Copy exactly, line for line, the part of the listing from the line containing "Decode this image" through its last line, and nothing else.

[Extracted entries — start]

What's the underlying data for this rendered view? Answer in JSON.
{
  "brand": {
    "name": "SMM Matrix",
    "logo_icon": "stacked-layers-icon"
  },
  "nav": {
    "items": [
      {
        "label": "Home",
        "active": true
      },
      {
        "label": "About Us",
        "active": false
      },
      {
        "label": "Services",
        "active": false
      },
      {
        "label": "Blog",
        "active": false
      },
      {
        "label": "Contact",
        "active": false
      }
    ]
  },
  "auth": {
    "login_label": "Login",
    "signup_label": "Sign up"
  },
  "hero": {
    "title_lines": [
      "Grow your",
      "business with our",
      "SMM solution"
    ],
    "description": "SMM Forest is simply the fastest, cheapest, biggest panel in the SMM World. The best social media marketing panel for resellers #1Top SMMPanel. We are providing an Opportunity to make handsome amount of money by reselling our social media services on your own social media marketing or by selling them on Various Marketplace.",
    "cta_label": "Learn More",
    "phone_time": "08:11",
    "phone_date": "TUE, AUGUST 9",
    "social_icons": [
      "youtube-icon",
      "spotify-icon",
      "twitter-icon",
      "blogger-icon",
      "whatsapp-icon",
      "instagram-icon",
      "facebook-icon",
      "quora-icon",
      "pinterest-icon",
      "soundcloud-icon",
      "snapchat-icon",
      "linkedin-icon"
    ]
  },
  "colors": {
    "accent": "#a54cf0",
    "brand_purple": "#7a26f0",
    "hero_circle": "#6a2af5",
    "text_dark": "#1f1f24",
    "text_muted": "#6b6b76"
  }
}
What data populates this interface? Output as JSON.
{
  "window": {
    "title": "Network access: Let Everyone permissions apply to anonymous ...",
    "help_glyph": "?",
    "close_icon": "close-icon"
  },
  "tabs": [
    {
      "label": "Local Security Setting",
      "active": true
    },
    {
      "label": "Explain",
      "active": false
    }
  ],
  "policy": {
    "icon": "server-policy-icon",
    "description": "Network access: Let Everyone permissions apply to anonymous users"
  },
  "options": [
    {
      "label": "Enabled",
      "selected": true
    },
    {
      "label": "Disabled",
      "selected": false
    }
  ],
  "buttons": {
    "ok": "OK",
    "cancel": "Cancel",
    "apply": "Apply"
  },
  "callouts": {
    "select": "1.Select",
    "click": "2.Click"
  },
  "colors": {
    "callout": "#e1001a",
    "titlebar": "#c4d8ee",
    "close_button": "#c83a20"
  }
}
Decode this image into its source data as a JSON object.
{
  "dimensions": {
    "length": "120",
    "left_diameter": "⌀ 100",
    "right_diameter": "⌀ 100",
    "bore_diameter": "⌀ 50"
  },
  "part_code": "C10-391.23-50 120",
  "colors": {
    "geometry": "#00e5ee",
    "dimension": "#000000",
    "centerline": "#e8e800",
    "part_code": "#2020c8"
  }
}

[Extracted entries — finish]

# Result of the exercise
Decode this image into its source data as a JSON object.
{
  "dimensions": {
    "length": "120",
    "left_diameter": "⌀ 100",
    "right_diameter": "⌀ 100",
    "bore_diameter": "⌀ 50"
  },
  "part_code": "C10-391.23-50 120",
  "colors": {
    "geometry": "#00e5ee",
    "dimension": "#000000",
    "centerline": "#e8e800",
    "part_code": "#2020c8"
  }
}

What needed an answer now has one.